What is a deferred adjudication?
Deferred adjudication is a common way of resolving criminal cases in Texas, but it is often misunderstood. I will attempt to correct some common misconceptions.
What it is:
A deferred adjudication in many counties must be offered by the state in plea negotiations – that is just the county custom -- but it is possible for a judge to place you on deferred adjudication as well.
In a case in which someone has been offered deferred adjudication, the defendant will plead guilty to the allegations in exchange for the finding of guilt to be “deferred” by the court for a period of time. It is a guilty plea -- it is not a dismissal of the case. The court will find that there is enough evidence to substantiate the defendant’s guilt but if the court goes along with the state’s recommendation of deferred adjudication or on his own volition decides to, the conviction will not be entered.
You waive your constitutional rights when entering into a deferred adjudication.
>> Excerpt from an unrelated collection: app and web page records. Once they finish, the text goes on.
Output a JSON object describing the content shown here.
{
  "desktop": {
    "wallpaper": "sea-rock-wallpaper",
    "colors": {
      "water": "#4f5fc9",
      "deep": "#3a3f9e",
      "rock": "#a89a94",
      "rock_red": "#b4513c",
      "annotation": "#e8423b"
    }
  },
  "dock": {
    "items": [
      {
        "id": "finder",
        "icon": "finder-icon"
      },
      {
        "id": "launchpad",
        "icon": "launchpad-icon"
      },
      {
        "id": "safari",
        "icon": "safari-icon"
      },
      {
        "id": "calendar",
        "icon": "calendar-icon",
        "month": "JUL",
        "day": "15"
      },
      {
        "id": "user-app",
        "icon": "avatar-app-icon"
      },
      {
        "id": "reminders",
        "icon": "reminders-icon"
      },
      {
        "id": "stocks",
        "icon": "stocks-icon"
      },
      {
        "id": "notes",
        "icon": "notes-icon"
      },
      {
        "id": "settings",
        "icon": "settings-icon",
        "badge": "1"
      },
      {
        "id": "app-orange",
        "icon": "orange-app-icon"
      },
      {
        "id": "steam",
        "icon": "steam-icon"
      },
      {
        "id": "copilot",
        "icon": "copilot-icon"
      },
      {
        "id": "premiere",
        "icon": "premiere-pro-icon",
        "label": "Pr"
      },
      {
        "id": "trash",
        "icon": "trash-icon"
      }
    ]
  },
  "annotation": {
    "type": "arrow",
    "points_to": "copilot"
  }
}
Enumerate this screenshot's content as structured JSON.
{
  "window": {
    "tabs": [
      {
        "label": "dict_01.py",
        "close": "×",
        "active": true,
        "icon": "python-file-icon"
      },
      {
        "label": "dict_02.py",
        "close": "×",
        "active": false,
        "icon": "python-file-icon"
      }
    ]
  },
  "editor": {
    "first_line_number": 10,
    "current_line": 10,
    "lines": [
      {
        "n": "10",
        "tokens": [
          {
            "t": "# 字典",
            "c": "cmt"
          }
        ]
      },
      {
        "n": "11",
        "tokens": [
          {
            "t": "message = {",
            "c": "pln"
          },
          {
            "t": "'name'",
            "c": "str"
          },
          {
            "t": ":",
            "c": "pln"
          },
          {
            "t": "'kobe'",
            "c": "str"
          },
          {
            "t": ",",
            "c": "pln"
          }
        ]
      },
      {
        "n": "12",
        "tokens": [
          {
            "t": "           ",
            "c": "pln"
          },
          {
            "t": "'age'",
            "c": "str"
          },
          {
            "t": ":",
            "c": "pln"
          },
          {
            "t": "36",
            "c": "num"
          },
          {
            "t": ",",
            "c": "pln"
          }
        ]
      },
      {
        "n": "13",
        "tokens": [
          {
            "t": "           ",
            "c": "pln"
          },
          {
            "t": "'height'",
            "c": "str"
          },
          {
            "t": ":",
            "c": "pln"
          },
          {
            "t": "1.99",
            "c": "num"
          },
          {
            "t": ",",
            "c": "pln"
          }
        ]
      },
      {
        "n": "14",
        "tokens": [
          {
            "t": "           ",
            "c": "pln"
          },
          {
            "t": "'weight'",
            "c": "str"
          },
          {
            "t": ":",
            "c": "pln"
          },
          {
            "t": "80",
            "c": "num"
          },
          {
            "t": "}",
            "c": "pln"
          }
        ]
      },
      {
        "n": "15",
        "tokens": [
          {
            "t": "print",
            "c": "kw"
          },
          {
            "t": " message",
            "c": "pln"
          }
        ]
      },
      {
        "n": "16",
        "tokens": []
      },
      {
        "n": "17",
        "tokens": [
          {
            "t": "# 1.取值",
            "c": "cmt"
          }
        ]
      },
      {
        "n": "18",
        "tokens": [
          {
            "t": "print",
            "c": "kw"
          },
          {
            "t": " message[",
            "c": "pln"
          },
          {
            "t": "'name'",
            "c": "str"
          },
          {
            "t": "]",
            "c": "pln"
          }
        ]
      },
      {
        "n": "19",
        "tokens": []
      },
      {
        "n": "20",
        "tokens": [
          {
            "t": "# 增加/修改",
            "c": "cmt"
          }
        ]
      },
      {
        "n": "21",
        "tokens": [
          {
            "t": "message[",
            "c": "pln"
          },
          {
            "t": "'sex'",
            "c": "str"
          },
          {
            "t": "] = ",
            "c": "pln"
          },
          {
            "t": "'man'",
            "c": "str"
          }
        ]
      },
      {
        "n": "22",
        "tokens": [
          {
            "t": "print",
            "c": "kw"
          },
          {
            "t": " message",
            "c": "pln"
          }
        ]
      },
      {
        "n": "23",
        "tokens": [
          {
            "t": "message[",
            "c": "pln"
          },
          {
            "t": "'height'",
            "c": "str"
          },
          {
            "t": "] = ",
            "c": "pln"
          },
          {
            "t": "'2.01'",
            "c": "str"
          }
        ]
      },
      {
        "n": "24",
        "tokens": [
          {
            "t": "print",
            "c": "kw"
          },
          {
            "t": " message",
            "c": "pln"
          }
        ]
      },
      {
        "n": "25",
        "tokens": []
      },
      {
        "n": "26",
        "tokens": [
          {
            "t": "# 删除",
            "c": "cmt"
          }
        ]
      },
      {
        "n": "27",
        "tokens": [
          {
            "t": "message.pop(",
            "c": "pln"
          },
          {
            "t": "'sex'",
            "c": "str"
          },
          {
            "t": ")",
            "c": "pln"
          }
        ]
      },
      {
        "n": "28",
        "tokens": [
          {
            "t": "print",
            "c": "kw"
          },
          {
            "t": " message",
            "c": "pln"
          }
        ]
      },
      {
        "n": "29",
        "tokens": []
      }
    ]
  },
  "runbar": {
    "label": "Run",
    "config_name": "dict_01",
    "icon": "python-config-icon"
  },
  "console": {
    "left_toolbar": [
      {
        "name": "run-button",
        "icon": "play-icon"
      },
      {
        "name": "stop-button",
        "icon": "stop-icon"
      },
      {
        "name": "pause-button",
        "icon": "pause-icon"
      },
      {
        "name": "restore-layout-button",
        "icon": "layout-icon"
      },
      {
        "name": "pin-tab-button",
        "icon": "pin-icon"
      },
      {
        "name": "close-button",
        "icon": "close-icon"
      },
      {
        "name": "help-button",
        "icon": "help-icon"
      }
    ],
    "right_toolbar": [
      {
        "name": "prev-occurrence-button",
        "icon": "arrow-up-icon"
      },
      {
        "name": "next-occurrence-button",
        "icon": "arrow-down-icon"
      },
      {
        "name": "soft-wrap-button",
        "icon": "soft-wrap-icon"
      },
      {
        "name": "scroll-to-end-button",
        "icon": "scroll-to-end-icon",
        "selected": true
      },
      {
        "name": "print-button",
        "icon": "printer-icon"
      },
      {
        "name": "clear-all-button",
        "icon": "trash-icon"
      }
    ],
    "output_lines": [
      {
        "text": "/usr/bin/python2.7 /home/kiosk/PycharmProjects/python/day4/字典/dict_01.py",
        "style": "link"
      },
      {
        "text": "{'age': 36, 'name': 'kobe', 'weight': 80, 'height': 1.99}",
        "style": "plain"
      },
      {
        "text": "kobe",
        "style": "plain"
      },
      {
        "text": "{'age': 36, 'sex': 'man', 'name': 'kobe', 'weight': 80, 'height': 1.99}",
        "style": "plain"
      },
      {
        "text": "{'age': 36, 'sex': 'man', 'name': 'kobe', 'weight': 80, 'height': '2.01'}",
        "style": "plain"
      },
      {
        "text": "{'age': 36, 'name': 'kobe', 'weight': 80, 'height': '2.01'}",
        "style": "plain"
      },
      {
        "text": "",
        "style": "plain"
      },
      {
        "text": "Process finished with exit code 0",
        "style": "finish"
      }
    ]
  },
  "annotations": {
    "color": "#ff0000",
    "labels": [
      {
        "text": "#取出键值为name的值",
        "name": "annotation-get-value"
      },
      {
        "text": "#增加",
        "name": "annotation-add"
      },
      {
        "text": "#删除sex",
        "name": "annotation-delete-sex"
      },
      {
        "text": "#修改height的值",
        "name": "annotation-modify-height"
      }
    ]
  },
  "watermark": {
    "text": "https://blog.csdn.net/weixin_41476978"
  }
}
You waive your right to a trial, a right to appeal, and a right to remain silent, and these rights cannot be restored. You cannot be on deferred for a year and then decide you want a trial --- that ship has sailed and you cannot change your mind.
If there is strong evidence of guilt, a deferred can be a good resolution, but if it is a weak case, you may want to go ahead and press for a trial. A deferred adjudication is a serious undertaking. Why? Because when a conviction is deferred, you are placed on a tough probation. You must abide by all the standard terms of probation, such a drug and alcohol monitoring, meeting with a probation officer, performing community service, and classes and counseling. It is not fun, and it is not easy.
If you do not do well on this deferred probation, you will be subject to a “motion to adjudicate guilt” outlining why you no longer deserve to have a deferred and why a conviction should be entered. This motion causes a warrant to issue, but you are entitled to a bond amount being set by a judge. Most judges are very slow to give personal bonds on a probation case, so you are looking at having to bond out with a bail bonds man.
If you plead true to these allegations in the motion to adjudicate, you may be continued on a deferred, but you also may be convicted and placed on a “straight” probation OR you may be placed in the penitentiary.
NOTE: Deferred adjudications that are done successfully are NOT automatically sealed. Many times, you are eligible for the case to be sealed, but it is not done the minute you are released. You must petition for it and get a court order in a separate styled case. Once it is sealed, law enforcement and the state’s prosecutors will still be able to see that you were placed on deferred.
ALSO NOTE: Deferred adjudication is a conviction for immigration purposes. The government only cares that you pled guilty – not that the conviction was deferred. They care about your admission – not what the court did after that.
LAST NOTE: There are some criminal offenses in which deferred adjudication is not an option. The most common instance of this is DWI – the state CANNOT offer a deferred in a DWI and the judge CANNOT extend that to those charged with DWI. It is not possible.
Deferreds are not an easy undertaking. It is advisable to only accept one if there is substantial evidence of your guilt and the risks of trial are too high. If you are an immigrant with potential consequences of a conviction, you will not benefit from deferred. If you are not ready to abstain from drugs and alcohol, deferred is not going to work. I talk to a lot of people who “wish” they had never taken a deferred and tell me “the case was weak” but they pled to get it over with or get out of jail. Don’t be one of those people.